Making It Up As She Goes Along
was one of those huge 'a-ha!' moments," says renowned jazz vocalist
Kitty Margolis, about the night her uncle took her to see saxophonist
Rahsaan Roland Kirk at the Village Vanguard in New York City.
"I saw a wonderful older gentleman in dark glasses, a wild hat
and three saxophones in his mouth making the most amazing, otherworldly
sounds," she recalls. "It was a spiritual experience."
It was the late 1970s and Margolis, then a student at Harvard University,
had been singing with a western swing band in the evenings and excelling
in her coursework in visual and environmental studies. After her "first
real jazz concert," she says, "my life was never the same."
Margolis grew determined to become a jazz singer and to learn the art
of recording. After hearing high praise for both broadcasting and jazz
at San Francisco State's College of Creative Arts, she decided it was
the right place to meet both objectives. The sophomore left Harvard
and enrolled in classes at SFSU in 1977.
Margolis has since sung at legendary jazz clubs and festivals on four
continents and performed and recorded with such notables as Elvin Jones,
Red Holloway, David "Fathead" Newman, and Lionel Hampton,
who dubbed Margolis "the next great jazz voice."
At the heart of her work is improvisation. "My songs are never
sung the same way twice," she says, pointing out that the Latin
word "improvisus" means unforeseen.
The New York Times and Village Voice jazz critic Will
Friedwald regards Margolis as one of today's keepers of the scat tradition
-- the art of using sounds and syllables to improvise a melody. He points
to the greats: Ella Fitzgerald, Sarah Vaughan, Mel Torme, Mark Murphy,
Anita O'Day and the late Betty Carter and calls Margolis "the direct
heir to their legacy."
Sitting in the window of a North Beach café and looking out at
the neighborhood she has called home most of her adult life, the singer
says she couldn't have grown up at a better time in San Francisco: "I
was barely 12, but I would go to the Fillmore
and Winterland and see all kinds of bands on the same bill -- Miles
[Davis] played with the Dead, Albert King and Jimi Hendrix, Muddy Waters
with Buffalo Springfield. … Joni Mitchell and Bonnie Raitt were
professional role models."
Her latest album, "Heart and Soul: Live in San Francisco,"
was recorded in a theater a few blocks away, not far from both the headquarters
of her independent record label, Mad-Kat Records, and the home she shares
with her husband, Alfonso Montuori, a professor at the California Institute
of Integral Studies and her producer.
Margolis says what she absorbed at SFSU was invaluable.
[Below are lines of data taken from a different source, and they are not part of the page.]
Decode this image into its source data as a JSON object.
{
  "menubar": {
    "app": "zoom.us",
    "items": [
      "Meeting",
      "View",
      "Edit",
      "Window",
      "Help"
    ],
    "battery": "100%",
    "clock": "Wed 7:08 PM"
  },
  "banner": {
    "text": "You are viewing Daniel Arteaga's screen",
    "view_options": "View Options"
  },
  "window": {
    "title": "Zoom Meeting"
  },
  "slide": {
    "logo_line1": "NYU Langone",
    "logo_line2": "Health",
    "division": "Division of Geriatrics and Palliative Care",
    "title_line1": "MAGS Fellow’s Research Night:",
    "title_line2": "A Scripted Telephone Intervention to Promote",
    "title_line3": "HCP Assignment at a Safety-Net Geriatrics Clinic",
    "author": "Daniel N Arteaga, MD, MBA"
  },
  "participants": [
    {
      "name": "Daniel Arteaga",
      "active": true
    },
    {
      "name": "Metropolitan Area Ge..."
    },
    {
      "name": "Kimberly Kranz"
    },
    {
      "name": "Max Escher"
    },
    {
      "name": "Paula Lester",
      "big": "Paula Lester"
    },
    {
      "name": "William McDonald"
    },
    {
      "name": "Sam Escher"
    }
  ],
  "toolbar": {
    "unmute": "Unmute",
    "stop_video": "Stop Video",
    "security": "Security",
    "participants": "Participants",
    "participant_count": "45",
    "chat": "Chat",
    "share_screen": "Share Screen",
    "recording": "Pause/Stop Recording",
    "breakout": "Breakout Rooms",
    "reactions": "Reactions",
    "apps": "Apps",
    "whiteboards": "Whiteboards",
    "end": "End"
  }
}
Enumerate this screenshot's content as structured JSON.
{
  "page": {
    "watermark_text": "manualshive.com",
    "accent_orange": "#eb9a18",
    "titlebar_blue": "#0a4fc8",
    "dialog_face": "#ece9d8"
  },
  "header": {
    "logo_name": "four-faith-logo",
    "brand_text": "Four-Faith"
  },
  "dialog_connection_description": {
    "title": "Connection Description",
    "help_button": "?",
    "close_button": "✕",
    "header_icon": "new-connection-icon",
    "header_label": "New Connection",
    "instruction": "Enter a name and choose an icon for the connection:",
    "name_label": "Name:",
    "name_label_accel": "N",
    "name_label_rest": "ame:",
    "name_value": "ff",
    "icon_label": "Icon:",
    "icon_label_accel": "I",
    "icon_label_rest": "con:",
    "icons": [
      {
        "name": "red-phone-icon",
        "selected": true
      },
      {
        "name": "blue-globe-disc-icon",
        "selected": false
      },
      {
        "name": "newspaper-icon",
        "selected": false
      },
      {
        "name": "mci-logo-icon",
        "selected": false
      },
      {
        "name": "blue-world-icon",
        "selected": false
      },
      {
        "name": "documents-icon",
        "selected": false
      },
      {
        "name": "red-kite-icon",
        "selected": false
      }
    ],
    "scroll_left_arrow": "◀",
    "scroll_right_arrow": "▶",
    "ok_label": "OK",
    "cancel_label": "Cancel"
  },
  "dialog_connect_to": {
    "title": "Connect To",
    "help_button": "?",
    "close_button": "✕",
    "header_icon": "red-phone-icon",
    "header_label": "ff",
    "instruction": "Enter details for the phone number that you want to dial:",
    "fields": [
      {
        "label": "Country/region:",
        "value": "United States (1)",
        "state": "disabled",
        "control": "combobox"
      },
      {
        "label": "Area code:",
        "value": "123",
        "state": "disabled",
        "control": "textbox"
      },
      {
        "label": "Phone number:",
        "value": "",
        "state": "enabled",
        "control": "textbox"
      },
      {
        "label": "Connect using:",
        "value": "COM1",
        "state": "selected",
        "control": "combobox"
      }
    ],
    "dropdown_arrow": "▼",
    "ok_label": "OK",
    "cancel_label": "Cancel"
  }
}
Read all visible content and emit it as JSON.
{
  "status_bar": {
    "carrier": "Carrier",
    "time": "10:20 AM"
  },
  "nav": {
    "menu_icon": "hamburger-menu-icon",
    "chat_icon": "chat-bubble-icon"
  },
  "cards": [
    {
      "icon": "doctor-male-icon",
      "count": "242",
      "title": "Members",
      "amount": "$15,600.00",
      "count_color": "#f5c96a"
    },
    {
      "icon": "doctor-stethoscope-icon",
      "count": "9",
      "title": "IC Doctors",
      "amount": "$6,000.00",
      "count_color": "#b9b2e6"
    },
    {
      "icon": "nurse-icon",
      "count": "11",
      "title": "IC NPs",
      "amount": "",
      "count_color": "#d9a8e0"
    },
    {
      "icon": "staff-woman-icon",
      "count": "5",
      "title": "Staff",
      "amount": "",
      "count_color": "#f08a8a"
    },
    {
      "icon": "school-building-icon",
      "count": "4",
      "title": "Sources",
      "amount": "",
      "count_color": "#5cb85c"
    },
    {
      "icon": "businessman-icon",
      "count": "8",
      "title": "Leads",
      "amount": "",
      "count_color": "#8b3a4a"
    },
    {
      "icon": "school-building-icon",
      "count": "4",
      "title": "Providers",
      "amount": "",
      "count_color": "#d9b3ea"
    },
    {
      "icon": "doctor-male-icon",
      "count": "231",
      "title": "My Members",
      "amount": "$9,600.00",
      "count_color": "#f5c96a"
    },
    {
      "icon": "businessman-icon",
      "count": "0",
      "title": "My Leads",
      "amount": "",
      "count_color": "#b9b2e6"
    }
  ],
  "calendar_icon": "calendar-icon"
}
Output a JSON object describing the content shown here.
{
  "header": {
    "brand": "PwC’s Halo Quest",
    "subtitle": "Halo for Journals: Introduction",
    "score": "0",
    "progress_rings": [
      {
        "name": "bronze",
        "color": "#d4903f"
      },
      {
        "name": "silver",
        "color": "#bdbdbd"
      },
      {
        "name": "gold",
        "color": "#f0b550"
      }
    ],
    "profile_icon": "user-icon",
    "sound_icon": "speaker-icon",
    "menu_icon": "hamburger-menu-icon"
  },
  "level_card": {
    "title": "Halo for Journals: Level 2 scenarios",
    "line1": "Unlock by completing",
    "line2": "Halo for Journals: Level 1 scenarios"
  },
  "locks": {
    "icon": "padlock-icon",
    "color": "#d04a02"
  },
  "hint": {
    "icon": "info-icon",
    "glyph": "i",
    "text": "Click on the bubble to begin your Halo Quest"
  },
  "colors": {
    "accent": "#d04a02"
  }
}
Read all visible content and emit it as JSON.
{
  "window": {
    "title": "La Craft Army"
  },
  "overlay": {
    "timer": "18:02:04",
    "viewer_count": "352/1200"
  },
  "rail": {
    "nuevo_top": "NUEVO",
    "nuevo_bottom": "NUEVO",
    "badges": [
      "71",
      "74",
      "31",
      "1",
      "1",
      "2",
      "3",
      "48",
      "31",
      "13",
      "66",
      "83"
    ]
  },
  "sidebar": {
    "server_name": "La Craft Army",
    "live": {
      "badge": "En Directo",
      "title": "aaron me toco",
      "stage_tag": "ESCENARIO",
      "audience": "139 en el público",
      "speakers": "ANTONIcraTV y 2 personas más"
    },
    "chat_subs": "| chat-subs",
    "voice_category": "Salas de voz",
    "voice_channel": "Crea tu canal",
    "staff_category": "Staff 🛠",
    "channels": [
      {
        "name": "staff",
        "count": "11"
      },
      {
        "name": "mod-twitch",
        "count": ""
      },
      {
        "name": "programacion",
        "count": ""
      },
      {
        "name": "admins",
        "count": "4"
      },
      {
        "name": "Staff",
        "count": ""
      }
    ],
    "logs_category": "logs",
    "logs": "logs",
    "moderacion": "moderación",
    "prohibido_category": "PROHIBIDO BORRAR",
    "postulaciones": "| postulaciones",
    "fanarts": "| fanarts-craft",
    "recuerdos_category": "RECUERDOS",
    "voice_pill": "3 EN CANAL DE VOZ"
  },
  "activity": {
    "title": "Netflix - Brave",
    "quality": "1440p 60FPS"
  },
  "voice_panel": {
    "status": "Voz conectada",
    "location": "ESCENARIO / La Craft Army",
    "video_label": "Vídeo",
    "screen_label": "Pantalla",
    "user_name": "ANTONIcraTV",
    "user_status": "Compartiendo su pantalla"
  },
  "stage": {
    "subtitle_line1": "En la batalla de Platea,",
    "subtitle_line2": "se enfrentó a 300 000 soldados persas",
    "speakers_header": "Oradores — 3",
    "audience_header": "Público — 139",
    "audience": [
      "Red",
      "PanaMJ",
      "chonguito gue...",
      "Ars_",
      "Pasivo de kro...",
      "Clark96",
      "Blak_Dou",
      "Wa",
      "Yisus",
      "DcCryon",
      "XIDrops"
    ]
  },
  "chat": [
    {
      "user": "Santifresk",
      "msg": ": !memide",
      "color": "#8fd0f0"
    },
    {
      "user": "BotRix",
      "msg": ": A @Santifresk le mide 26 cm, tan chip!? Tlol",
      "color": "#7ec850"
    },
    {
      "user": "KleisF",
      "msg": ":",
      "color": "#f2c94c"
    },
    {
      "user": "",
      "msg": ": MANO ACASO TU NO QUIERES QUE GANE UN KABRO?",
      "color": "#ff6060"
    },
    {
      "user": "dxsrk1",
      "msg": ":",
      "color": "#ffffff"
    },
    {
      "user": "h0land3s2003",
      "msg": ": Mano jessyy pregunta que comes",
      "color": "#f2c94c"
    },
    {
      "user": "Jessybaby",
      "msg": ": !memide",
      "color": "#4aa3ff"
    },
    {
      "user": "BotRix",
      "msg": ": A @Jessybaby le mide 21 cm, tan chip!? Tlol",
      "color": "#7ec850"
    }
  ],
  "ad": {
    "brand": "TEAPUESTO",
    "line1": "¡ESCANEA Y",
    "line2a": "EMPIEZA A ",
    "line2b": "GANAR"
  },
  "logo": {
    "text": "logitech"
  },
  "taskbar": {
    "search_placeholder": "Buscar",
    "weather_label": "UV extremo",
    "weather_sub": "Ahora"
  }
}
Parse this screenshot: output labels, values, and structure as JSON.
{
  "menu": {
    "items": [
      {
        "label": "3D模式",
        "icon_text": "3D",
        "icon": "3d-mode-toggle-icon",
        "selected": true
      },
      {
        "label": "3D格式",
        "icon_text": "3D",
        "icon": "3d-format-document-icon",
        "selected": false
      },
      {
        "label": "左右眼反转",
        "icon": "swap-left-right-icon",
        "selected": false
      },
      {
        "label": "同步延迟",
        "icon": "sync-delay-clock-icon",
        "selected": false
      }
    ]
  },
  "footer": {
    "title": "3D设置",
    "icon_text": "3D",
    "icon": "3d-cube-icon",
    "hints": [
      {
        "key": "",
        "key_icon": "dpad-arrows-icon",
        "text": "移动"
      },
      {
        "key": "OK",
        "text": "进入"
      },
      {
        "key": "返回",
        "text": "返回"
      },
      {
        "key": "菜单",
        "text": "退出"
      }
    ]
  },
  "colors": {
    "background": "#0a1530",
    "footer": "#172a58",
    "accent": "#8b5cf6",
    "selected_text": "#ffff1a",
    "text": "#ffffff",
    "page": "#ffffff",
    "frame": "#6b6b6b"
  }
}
She learned
recording studio microphone techniques and how to operate the mixing
board and run a good sound check. She also took advantage of classes
led by such renowned, professional jazz musicians as sax player and
composer John Handy, who taught jazz history at the time. He came to
admire Margolis's depth of musical knowledge and her approach to singing.
Though Handy doesn't often play with singers, he has since performed
on campus with Margolis as well as other former and current music faculty
known as the SFSU All-Stars.
"Kitty takes chances," Handy says, "the kind of artistic
risks most singers would not even know were there, let alone dare to
Margolis remembers one class in particular that was difficult to get
into, but well worth the trouble. She had to plead with Hal Stein for
a seat in his jazz improvisation class. At the time, the veteran sax
player had yet to admit a vocalist to the class -- or a woman. "When
he finally agreed to admit me," Margolis recalls, "he told
me, 'I'm not going to treat you any differently.'" In the end,
Stein asked his student to take over his long-standing Saturday night
gig at Peta's, a North Beach institution. The regular gig launched Margolis's
professional career and in 1978 she left SFSU to begin touring.
Her performances came to a halt, however, in the late 1980s when a back
problem left Margolis bedridden. "I had weeks to meditate. …
I vowed that if I got better I'd have a record out within a year,"
she recalls. "But I didn't want to wait around for a record deal."
So Margolis put what she had learned in the College of Creative Arts
toward her debut release, "Live at the Jazz Workshop."
"There were virtually no artist-run indie jazz labels at that time,"
she remembers. "We were working on blind faith and a burning desire
to call our own creative shots."
As CEO of Mad-Kat, Margolis continues to enjoy having complete artistic
control of her recordings. She also enjoys giving private lessons to
aspiring singers. When students ask, "How do I sing this song?"
she warns them not to study other singers' renditions. Instead, Margolis
encourages them to learn the lyrics, melody and chords just the way
they were written.
"You've got to really know the bones of a tune," she says,
before beginning the musical deconstruction and reconstruction that
Scat aside, Margolis insists that "telling the story and making
people feel something is the ultimate goal in singing."
It's a goal she achieved long ago.
"There is nothing like the circle of energy between the band and
the audience on a good night," she says. "When it's happening,
it's the best feeling in the world."